[Directions] Return a faithful copy of all the entries, omitting the images.

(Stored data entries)
--- START ---

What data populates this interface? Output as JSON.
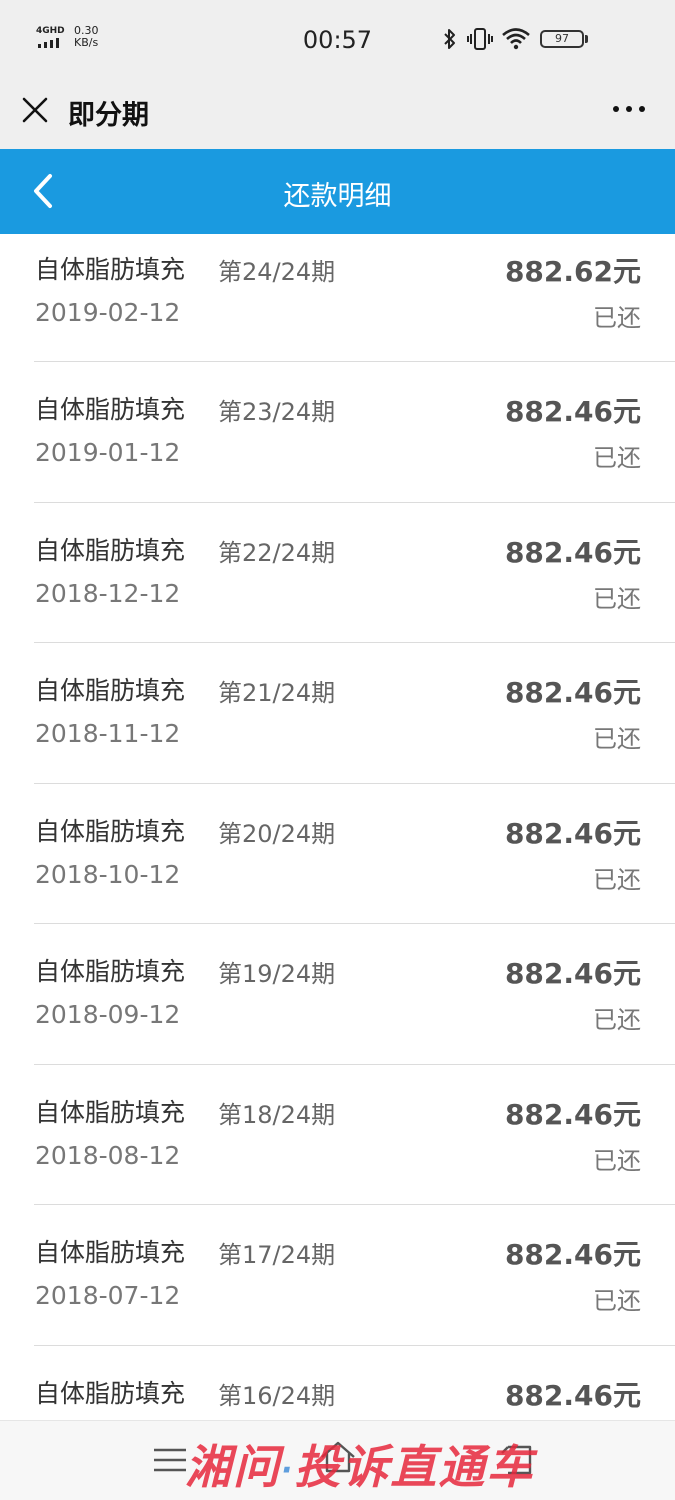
{
  "status_bar": {
    "network": "4GHD",
    "speed_value": "0.30",
    "speed_unit": "KB/s",
    "time": "00:57",
    "battery": "97"
  },
  "app_bar": {
    "title": "即分期"
  },
  "header": {
    "title": "还款明细"
  },
  "payments": [
    {
      "name": "自体脂肪填充",
      "period": "第24/24期",
      "date": "2019-02-12",
      "amount": "882.62元",
      "status": "已还"
    },
    {
      "name": "自体脂肪填充",
      "period": "第23/24期",
      "date": "2019-01-12",
      "amount": "882.46元",
      "status": "已还"
    },
    {
      "name": "自体脂肪填充",
      "period": "第22/24期",
      "date": "2018-12-12",
      "amount": "882.46元",
      "status": "已还"
    },
    {
      "name": "自体脂肪填充",
      "period": "第21/24期",
      "date": "2018-11-12",
      "amount": "882.46元",
      "status": "已还"
    },
    {
      "name": "自体脂肪填充",
      "period": "第20/24期",
      "date": "2018-10-12",
      "amount": "882.46元",
      "status": "已还"
    },
    {
      "name": "自体脂肪填充",
      "period": "第19/24期",
      "date": "2018-09-12",
      "amount": "882.46元",
      "status": "已还"
    },
    {
      "name": "自体脂肪填充",
      "period": "第18/24期",
      "date": "2018-08-12",
      "amount": "882.46元",
      "status": "已还"
    },
    {
      "name": "自体脂肪填充",
      "period": "第17/24期",
      "date": "2018-07-12",
      "amount": "882.46元",
      "status": "已还"
    },
    {
      "name": "自体脂肪填充",
      "period": "第16/24期",
      "date": "",
      "amount": "882.46元",
      "status": ""
    }
  ],
  "watermark": {
    "left": "湘问",
    "middle": "·",
    "right": "投诉直通车"
  },
  "colors": {
    "header_blue": "#1a9ae0",
    "bar_gray": "#efefef",
    "watermark_red": "#e6283c"
  },
  "icons": {
    "close": "close-icon",
    "more": "more-icon",
    "back": "chevron-left-icon",
    "bluetooth": "bluetooth-icon",
    "vibrate": "vibrate-icon",
    "wifi": "wifi-icon",
    "battery": "battery-icon",
    "nav_menu": "menu-icon",
    "nav_home": "home-icon",
    "nav_back": "back-icon"
  }
}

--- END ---

[Completed task]
What data populates this interface? Output as JSON.
{
  "status_bar": {
    "network": "4GHD",
    "speed_value": "0.30",
    "speed_unit": "KB/s",
    "time": "00:57",
    "battery": "97"
  },
  "app_bar": {
    "title": "即分期"
  },
  "header": {
    "title": "还款明细"
  },
  "payments": [
    {
      "name": "自体脂肪填充",
      "period": "第24/24期",
      "date": "2019-02-12",
      "amount": "882.62元",
      "status": "已还"
    },
    {
      "name": "自体脂肪填充",
      "period": "第23/24期",
      "date": "2019-01-12",
      "amount": "882.46元",
      "status": "已还"
    },
    {
      "name": "自体脂肪填充",
      "period": "第22/24期",
      "date": "2018-12-12",
      "amount": "882.46元",
      "status": "已还"
    },
    {
      "name": "自体脂肪填充",
      "period": "第21/24期",
      "date": "2018-11-12",
      "amount": "882.46元",
      "status": "已还"
    },
    {
      "name": "自体脂肪填充",
      "period": "第20/24期",
      "date": "2018-10-12",
      "amount": "882.46元",
      "status": "已还"
    },
    {
      "name": "自体脂肪填充",
      "period": "第19/24期",
      "date": "2018-09-12",
      "amount": "882.46元",
      "status": "已还"
    },
    {
      "name": "自体脂肪填充",
      "period": "第18/24期",
      "date": "2018-08-12",
      "amount": "882.46元",
      "status": "已还"
    },
    {
      "name": "自体脂肪填充",
      "period": "第17/24期",
      "date": "2018-07-12",
      "amount": "882.46元",
      "status": "已还"
    },
    {
      "name": "自体脂肪填充",
      "period": "第16/24期",
      "date": "",
      "amount": "882.46元",
      "status": ""
    }
  ],
  "watermark": {
    "left": "湘问",
    "middle": "·",
    "right": "投诉直通车"
  },
  "colors": {
    "header_blue": "#1a9ae0",
    "bar_gray": "#efefef",
    "watermark_red": "#e6283c"
  },
  "icons": {
    "close": "close-icon",
    "more": "more-icon",
    "back": "chevron-left-icon",
    "bluetooth": "bluetooth-icon",
    "vibrate": "vibrate-icon",
    "wifi": "wifi-icon",
    "battery": "battery-icon",
    "nav_menu": "menu-icon",
    "nav_home": "home-icon",
    "nav_back": "back-icon"
  }
}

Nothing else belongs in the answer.